* [Brief]:
For every line in the records that has the word "path", make a copy.

*** Opening of Material for this exercise ***

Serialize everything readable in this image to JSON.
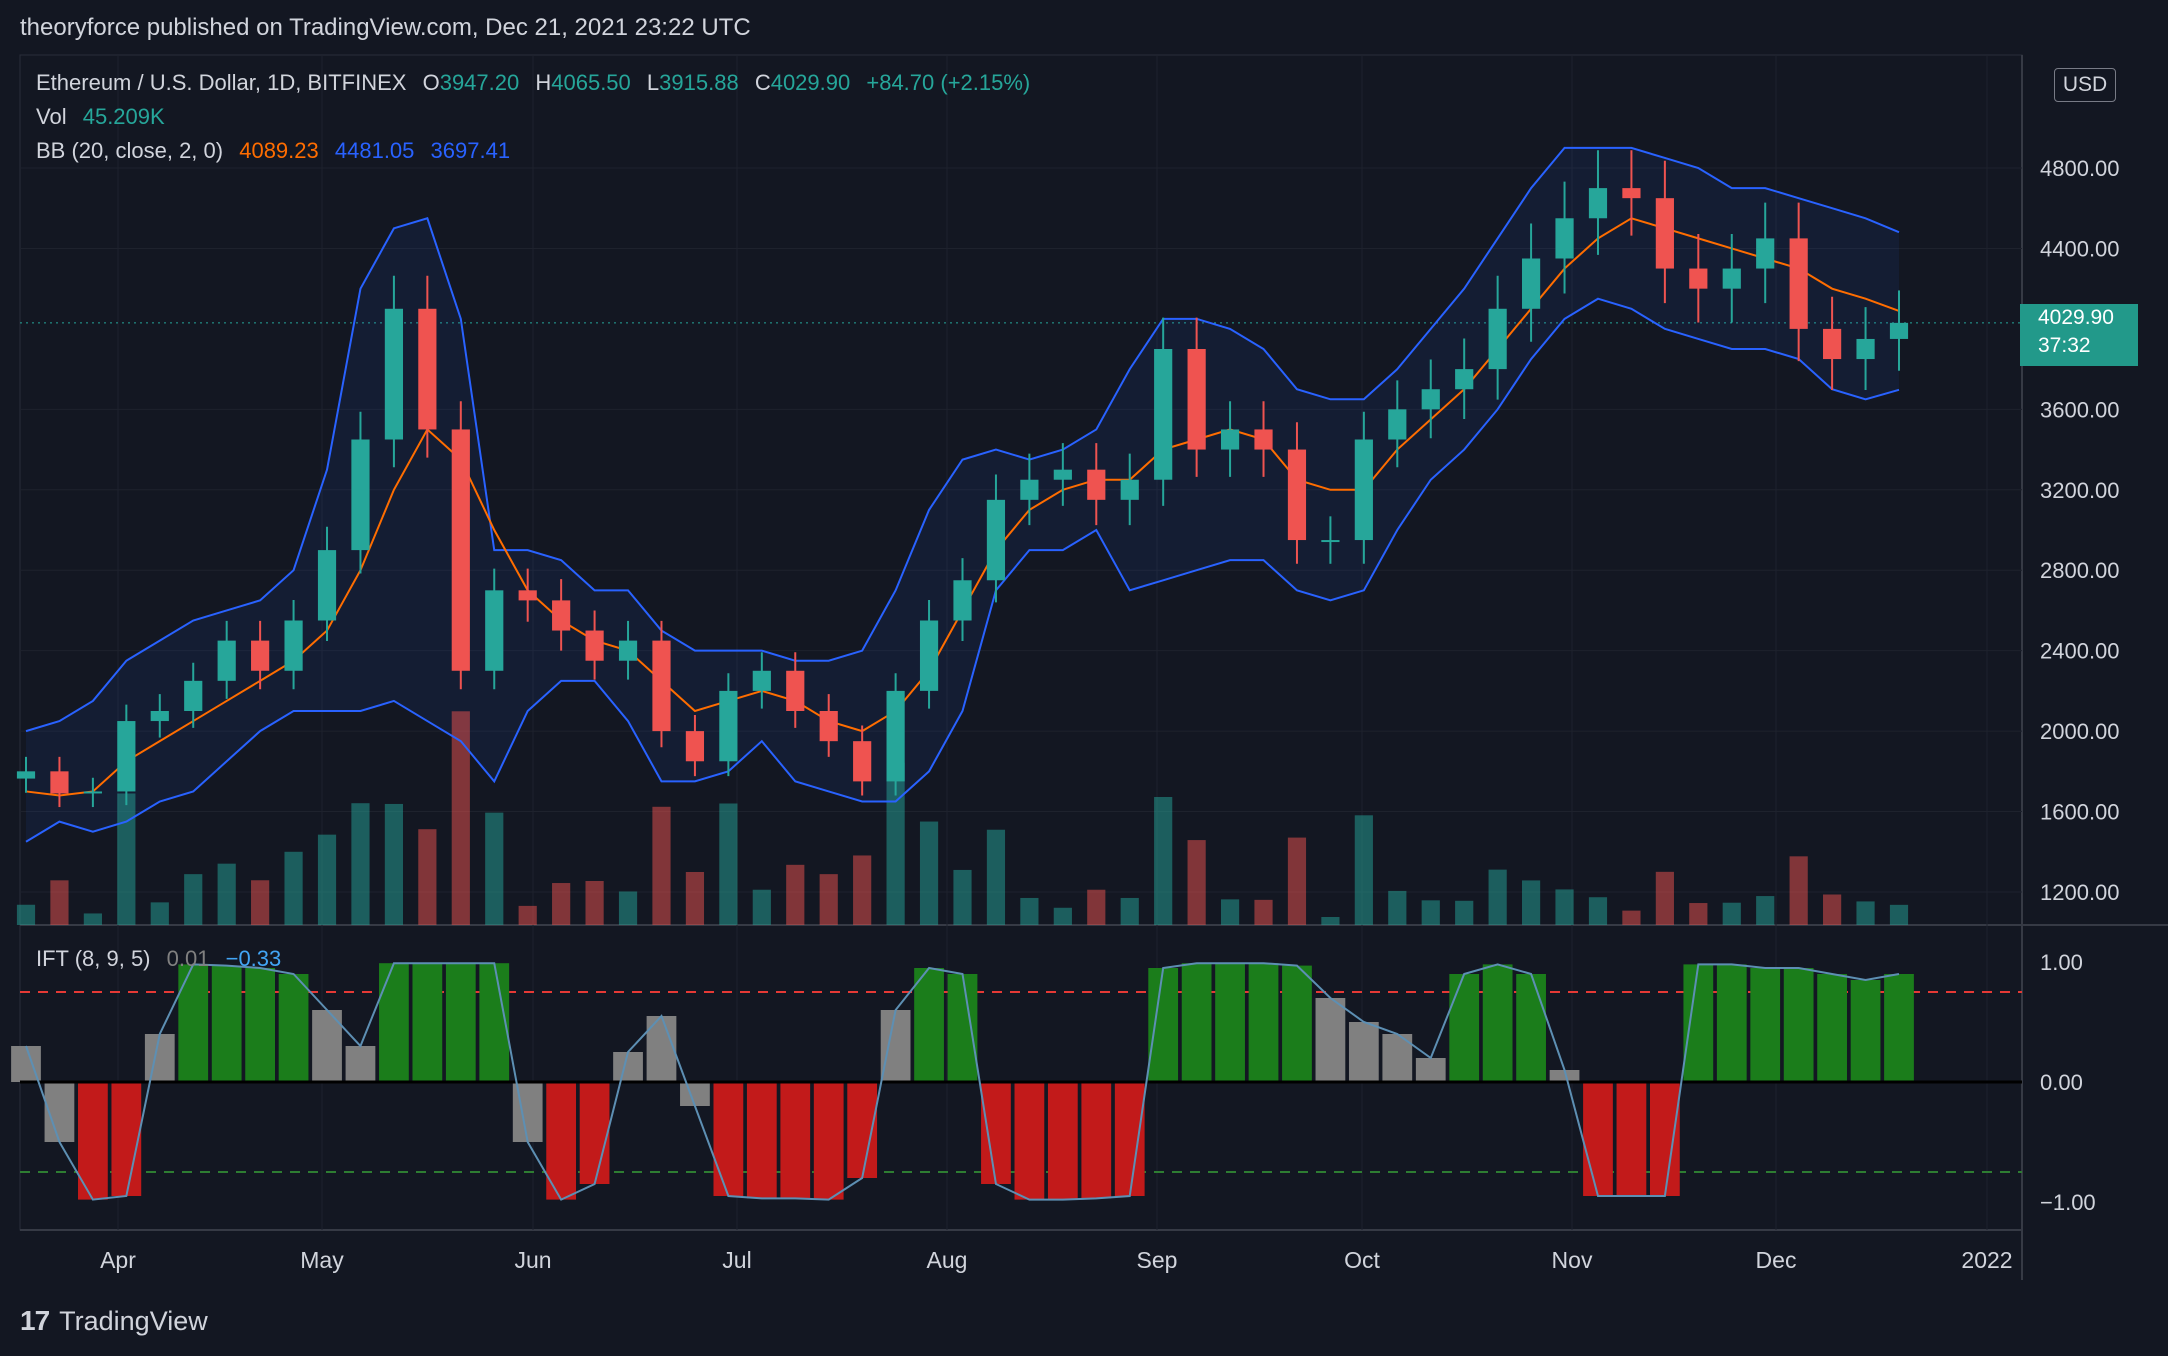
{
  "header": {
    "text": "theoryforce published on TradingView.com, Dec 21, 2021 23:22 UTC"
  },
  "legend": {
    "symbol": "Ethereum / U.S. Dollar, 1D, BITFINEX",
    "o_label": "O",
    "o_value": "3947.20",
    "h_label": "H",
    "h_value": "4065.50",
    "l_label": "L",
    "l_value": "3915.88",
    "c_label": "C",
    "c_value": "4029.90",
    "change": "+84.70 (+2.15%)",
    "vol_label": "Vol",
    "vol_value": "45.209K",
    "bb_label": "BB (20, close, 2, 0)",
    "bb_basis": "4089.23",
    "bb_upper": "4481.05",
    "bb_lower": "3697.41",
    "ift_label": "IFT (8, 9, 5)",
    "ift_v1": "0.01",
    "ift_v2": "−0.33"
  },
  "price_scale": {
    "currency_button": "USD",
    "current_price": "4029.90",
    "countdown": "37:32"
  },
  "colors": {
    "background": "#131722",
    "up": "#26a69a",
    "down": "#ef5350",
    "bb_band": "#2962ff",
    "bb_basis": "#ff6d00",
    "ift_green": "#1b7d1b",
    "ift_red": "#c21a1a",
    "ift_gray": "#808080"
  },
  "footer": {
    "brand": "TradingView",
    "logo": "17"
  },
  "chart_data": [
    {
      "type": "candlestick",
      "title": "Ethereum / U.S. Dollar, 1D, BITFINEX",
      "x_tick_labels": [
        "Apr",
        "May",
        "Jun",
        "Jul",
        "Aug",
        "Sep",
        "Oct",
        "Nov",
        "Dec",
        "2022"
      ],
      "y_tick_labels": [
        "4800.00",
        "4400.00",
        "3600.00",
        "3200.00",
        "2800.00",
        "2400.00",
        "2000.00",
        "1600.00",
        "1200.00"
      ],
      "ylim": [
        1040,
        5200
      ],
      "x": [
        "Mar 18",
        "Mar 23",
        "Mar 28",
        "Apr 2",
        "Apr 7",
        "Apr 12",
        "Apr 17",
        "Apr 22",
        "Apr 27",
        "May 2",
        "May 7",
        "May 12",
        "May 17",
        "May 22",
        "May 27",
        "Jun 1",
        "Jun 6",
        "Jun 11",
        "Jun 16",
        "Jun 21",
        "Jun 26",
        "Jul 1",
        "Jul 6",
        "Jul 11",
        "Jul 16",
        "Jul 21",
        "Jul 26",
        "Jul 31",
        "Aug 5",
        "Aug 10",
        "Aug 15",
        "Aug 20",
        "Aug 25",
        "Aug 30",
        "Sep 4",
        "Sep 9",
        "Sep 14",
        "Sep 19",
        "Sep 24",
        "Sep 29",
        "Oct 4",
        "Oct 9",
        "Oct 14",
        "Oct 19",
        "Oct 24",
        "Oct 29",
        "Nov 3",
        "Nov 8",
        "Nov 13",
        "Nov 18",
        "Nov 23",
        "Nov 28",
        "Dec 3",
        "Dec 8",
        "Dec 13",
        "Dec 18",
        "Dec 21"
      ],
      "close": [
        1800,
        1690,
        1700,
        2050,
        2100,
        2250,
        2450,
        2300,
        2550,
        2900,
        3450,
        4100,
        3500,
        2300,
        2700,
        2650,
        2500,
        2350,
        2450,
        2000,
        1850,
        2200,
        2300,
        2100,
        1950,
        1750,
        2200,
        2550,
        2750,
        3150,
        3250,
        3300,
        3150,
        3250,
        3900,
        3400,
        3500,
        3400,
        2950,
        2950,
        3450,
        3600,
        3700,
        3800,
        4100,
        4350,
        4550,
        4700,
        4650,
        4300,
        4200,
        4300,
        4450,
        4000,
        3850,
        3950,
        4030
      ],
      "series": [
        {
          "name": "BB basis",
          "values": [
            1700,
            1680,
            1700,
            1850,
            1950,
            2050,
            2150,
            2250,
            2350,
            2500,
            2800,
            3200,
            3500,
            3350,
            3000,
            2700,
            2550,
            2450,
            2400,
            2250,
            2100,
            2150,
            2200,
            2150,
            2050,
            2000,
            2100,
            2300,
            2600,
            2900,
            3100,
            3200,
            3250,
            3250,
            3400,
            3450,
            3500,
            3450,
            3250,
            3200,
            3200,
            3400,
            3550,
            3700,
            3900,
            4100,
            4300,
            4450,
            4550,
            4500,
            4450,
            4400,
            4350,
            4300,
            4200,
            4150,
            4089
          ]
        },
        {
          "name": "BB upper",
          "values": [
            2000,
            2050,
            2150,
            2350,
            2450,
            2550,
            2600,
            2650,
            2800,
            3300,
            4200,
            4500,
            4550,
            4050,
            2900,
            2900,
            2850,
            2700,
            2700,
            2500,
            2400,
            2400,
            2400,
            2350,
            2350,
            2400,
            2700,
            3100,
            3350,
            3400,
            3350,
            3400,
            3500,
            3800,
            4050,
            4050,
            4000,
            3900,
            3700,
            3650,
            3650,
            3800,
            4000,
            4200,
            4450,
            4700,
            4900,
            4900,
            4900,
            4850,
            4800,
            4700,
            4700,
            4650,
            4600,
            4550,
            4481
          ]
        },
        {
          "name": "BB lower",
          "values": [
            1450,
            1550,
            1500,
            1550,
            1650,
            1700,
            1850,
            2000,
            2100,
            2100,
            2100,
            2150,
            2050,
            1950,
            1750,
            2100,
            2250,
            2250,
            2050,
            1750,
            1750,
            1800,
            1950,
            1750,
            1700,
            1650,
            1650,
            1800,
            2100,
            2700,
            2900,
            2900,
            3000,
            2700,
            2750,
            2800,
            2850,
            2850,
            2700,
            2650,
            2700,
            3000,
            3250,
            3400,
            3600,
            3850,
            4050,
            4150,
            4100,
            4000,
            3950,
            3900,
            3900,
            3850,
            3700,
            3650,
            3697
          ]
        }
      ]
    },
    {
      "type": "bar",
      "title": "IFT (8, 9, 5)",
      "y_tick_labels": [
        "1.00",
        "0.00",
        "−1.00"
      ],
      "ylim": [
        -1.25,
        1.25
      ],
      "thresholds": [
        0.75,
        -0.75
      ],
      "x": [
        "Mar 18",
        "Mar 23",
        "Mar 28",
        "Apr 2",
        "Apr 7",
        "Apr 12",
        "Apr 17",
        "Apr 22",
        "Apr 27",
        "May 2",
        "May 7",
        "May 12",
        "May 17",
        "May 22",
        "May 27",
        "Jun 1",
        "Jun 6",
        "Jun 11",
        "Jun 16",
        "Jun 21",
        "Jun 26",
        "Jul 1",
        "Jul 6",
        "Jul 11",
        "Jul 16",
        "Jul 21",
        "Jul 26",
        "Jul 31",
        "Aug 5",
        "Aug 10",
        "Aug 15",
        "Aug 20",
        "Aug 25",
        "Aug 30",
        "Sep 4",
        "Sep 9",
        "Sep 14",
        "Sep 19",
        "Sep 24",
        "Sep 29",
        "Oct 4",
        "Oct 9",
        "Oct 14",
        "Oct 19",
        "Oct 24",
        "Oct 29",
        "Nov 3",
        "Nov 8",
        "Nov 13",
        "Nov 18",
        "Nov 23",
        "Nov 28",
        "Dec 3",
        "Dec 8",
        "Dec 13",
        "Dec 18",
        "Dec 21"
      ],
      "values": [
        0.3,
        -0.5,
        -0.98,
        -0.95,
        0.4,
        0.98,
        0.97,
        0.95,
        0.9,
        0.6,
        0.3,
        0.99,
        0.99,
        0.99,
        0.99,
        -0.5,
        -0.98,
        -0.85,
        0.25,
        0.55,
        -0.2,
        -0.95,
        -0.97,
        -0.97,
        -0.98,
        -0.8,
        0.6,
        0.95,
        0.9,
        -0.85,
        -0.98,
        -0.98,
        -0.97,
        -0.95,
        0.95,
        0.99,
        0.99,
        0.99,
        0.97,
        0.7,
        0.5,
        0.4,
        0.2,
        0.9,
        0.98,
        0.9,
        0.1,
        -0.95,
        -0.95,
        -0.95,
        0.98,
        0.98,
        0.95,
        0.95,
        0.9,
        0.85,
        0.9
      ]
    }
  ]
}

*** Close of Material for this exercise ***
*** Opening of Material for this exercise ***

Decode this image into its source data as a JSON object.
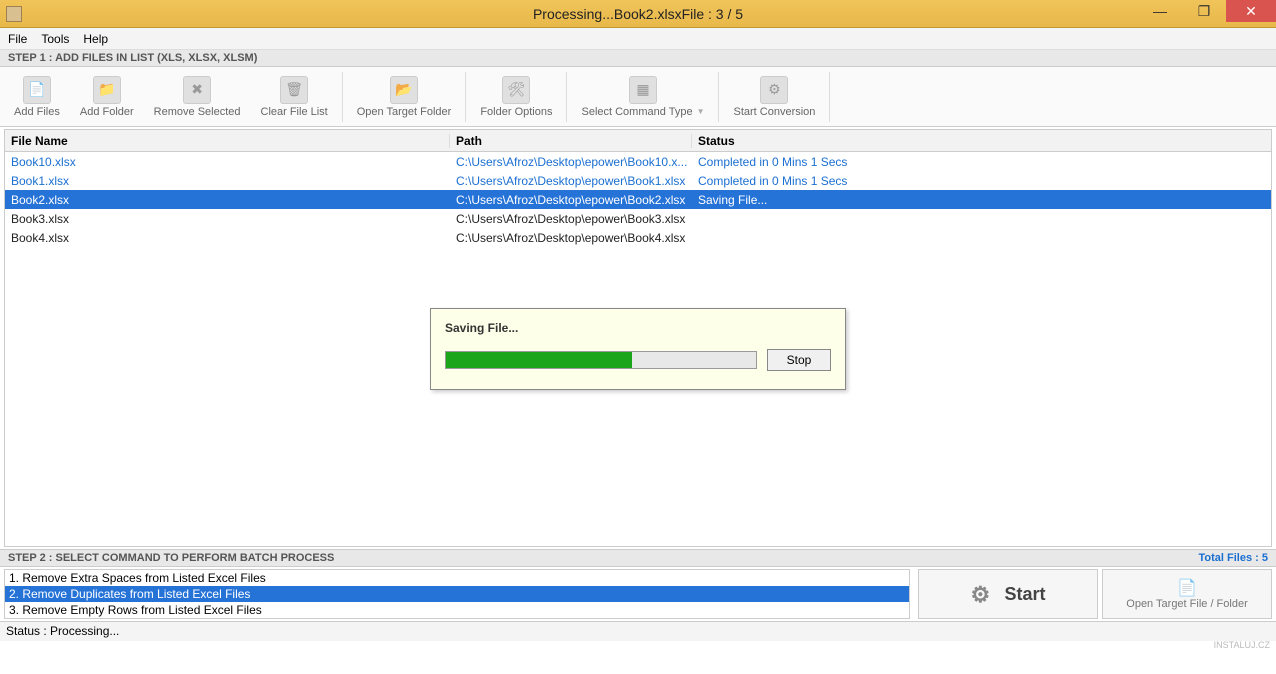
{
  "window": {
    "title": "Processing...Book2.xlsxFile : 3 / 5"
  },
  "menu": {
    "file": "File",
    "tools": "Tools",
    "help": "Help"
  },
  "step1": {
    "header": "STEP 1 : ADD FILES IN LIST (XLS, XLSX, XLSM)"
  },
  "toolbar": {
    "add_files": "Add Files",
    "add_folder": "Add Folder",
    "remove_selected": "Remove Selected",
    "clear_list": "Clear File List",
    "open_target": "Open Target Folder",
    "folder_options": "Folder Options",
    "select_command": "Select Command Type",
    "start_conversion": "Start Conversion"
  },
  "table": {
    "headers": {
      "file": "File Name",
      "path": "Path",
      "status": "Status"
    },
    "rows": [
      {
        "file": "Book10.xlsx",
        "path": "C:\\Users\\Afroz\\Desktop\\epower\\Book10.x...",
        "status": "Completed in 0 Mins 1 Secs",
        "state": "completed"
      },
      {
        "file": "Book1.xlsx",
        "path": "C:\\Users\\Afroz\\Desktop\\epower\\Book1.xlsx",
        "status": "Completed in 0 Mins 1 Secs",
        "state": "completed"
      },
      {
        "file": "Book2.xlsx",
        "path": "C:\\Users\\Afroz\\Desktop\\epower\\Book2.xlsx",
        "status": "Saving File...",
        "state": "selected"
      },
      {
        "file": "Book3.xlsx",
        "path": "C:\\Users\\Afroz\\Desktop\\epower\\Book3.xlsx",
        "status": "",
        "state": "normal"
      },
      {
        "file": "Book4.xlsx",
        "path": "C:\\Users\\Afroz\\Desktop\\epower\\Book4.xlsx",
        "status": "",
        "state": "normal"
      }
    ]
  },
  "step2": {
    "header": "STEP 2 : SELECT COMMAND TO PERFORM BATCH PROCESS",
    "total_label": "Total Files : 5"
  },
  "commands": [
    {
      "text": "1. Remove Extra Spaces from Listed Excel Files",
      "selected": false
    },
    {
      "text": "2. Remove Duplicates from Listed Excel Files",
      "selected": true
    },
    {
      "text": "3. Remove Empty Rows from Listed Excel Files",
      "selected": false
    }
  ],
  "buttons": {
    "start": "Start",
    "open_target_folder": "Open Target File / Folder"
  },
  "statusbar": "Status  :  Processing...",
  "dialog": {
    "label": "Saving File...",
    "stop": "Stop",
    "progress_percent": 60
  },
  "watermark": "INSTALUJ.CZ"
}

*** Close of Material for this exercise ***

* [Answer space]:
      "path": "Path",
        "path": "C:\\Users\\Afroz\\Desktop\\epower\\Book10.x...",
        "path": "C:\\Users\\Afroz\\Desktop\\epower\\Book1.xlsx",
        "path": "C:\\Users\\Afroz\\Desktop\\epower\\Book2.xlsx",
        "path": "C:\\Users\\Afroz\\Desktop\\epower\\Book3.xlsx",
        "path": "C:\\Users\\Afroz\\Desktop\\epower\\Book4.xlsx",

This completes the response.